- [ACTIVITY] Go through the data below line by line and count those containing the word "selected". Reply with the count only.

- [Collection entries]
Start of Block

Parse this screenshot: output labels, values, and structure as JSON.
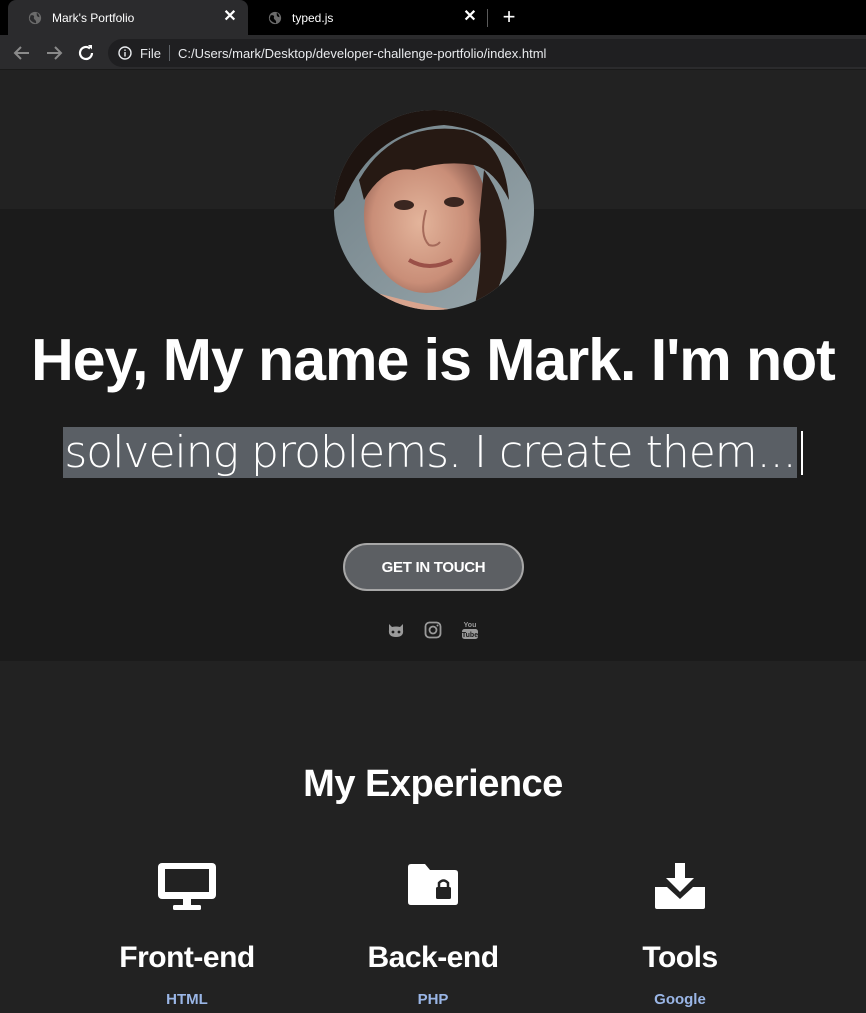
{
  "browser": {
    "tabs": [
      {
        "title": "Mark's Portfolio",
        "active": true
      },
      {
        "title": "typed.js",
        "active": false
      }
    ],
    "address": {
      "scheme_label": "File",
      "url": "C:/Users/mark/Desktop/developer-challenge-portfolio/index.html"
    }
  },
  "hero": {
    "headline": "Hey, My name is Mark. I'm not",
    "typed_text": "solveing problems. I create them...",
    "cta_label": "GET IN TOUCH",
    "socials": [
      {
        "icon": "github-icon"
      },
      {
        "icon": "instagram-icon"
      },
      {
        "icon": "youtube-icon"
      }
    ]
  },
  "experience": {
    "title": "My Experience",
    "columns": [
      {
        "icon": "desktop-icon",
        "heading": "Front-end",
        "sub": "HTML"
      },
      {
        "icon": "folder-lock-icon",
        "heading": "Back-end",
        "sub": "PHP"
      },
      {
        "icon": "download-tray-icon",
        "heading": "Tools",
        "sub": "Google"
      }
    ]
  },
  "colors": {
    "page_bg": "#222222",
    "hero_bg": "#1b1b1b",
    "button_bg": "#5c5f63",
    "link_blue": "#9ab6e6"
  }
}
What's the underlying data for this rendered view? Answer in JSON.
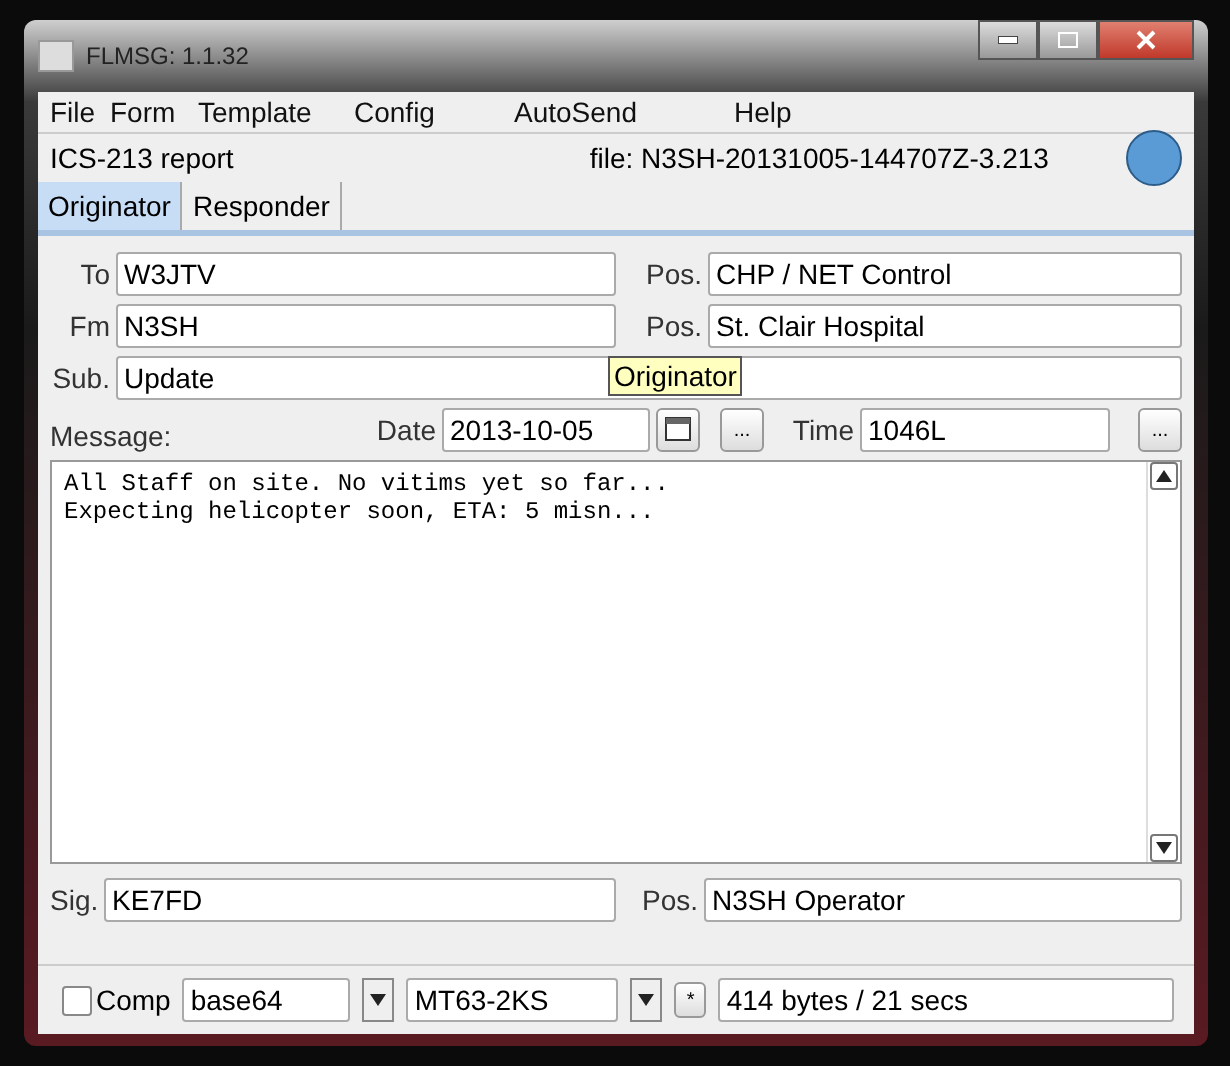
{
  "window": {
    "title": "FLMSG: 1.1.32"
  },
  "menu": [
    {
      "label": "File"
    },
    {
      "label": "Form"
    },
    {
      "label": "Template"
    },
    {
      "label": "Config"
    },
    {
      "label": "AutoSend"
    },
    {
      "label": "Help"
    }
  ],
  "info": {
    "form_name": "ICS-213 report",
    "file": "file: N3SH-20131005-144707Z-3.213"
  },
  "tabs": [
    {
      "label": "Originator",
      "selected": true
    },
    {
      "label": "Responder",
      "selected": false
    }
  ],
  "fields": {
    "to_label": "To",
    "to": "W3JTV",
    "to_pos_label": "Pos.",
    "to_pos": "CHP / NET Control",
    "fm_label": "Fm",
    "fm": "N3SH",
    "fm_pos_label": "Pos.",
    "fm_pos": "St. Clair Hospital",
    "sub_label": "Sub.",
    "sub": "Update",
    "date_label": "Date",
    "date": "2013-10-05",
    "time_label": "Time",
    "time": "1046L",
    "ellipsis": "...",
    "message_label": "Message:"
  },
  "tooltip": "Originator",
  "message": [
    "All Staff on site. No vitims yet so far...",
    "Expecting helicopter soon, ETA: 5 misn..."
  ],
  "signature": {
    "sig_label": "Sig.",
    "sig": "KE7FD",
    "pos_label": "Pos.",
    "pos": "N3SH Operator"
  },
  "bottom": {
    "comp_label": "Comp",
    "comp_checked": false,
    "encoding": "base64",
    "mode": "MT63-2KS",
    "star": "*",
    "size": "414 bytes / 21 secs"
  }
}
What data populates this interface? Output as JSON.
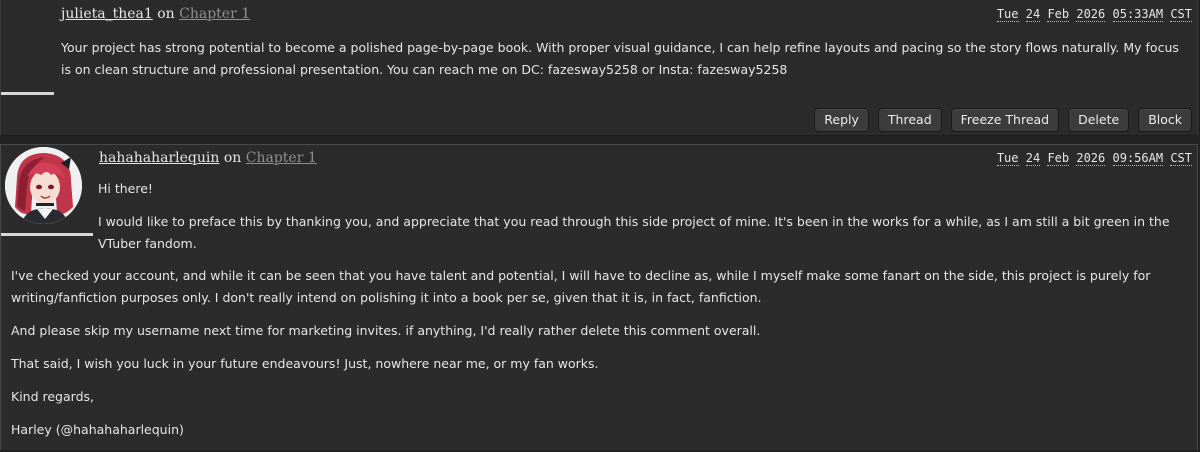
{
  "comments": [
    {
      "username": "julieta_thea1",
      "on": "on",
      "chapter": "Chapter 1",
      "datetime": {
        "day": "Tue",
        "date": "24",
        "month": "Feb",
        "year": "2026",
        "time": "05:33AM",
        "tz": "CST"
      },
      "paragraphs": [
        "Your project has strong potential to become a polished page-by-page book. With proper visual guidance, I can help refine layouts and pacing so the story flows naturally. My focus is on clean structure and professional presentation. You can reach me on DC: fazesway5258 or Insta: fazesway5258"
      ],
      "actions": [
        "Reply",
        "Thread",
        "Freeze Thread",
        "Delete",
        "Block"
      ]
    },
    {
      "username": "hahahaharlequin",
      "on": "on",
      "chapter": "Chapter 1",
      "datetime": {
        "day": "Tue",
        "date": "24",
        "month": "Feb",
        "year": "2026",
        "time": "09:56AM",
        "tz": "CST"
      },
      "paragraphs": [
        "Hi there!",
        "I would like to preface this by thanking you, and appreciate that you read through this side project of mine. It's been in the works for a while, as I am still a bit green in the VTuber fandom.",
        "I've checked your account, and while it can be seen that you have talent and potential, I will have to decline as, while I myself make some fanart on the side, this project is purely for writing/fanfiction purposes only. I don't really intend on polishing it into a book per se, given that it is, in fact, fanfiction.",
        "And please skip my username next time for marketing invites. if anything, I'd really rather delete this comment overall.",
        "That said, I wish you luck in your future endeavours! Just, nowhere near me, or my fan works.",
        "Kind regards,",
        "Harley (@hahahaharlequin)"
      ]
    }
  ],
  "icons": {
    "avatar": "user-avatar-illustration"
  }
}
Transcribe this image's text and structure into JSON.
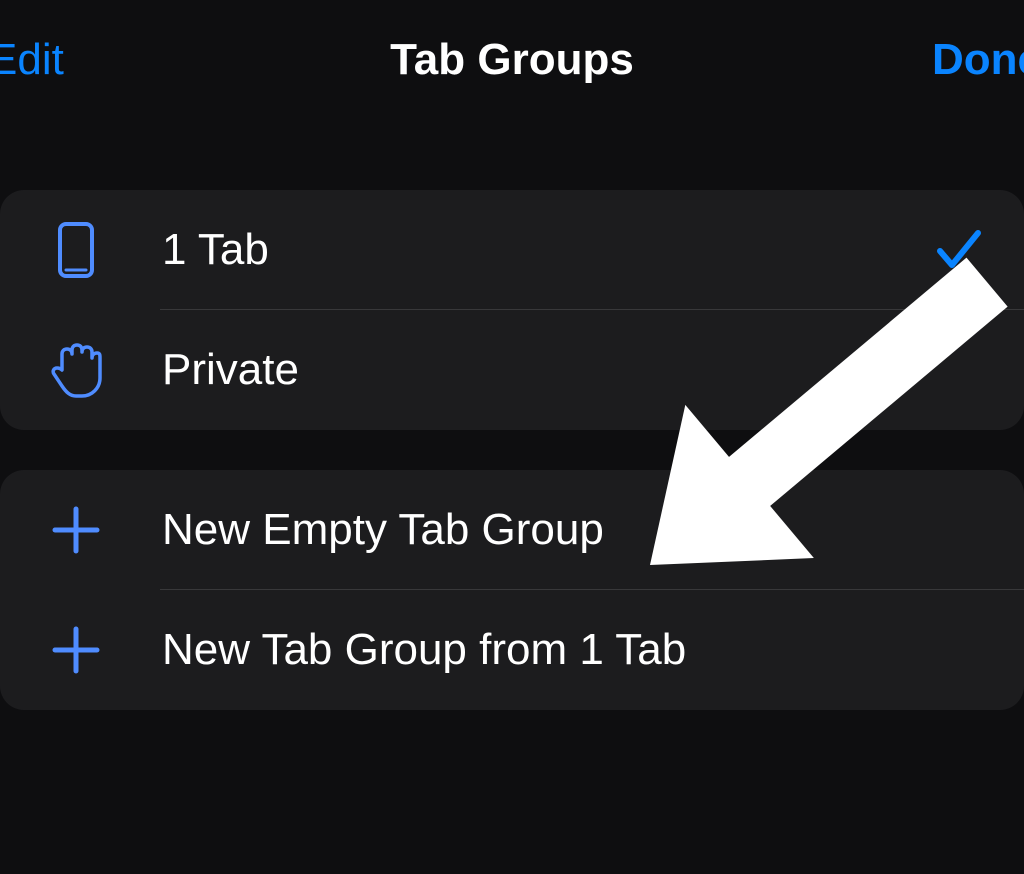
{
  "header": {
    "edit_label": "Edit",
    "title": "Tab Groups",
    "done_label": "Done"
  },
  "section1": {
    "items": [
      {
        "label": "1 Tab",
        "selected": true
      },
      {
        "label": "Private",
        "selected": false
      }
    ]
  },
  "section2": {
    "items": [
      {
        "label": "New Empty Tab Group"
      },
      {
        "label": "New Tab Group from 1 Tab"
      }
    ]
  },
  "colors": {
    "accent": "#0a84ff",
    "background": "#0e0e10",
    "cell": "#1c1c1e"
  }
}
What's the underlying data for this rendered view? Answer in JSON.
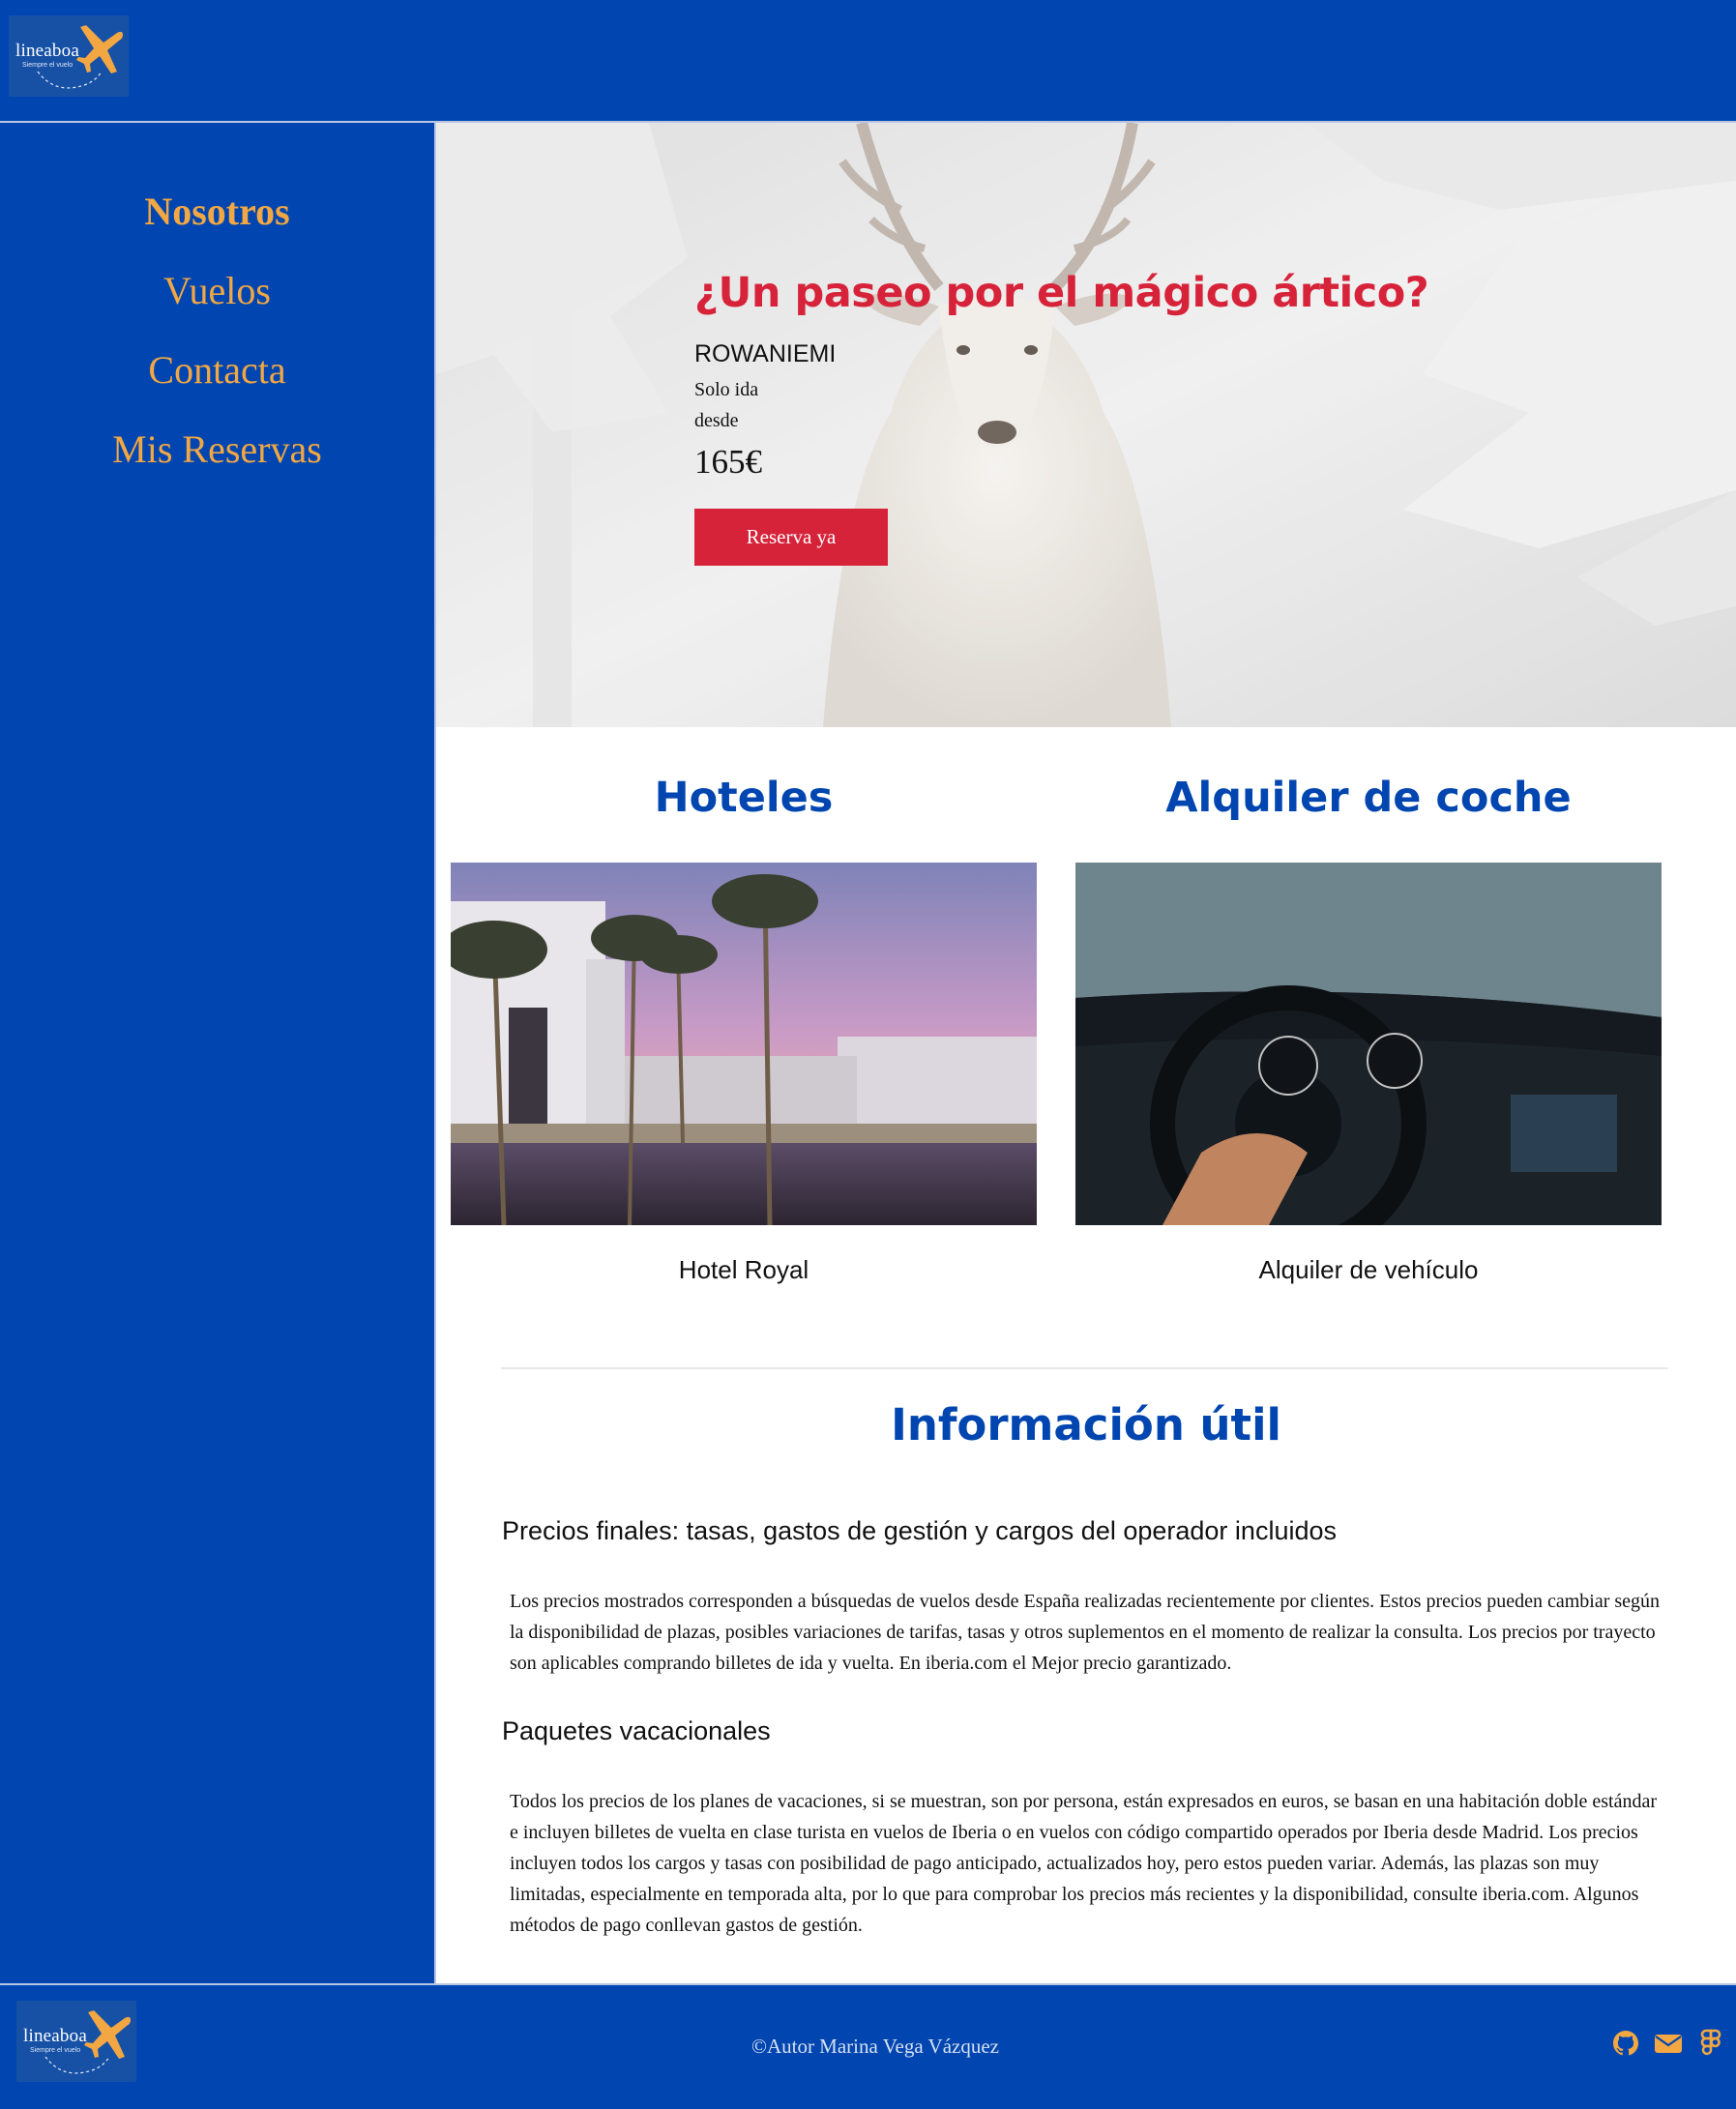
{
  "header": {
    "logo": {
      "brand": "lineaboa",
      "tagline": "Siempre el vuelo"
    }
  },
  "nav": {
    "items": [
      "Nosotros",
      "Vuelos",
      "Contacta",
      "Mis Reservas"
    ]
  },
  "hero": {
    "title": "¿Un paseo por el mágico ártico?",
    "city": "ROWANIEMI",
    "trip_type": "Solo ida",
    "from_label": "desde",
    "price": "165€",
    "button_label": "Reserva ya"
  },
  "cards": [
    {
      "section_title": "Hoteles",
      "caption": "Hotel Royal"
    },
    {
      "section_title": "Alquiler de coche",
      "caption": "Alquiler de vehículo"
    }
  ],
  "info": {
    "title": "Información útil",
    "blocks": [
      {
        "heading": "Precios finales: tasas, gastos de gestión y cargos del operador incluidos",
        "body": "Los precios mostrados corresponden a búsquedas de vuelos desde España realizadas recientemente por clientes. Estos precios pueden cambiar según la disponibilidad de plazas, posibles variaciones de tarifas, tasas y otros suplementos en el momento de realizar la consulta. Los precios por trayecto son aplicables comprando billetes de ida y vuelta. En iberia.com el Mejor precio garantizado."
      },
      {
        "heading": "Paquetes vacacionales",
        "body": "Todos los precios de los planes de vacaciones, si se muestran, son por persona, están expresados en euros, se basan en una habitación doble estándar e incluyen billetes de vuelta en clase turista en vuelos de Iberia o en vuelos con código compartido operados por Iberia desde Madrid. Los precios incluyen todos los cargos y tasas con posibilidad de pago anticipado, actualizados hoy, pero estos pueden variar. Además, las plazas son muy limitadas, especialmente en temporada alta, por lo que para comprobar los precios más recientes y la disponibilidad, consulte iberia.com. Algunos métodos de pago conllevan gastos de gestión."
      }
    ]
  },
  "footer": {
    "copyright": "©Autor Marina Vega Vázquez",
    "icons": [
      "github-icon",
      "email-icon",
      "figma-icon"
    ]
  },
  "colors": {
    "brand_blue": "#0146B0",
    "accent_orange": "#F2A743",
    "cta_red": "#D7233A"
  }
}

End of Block

- [SOLUTION] 4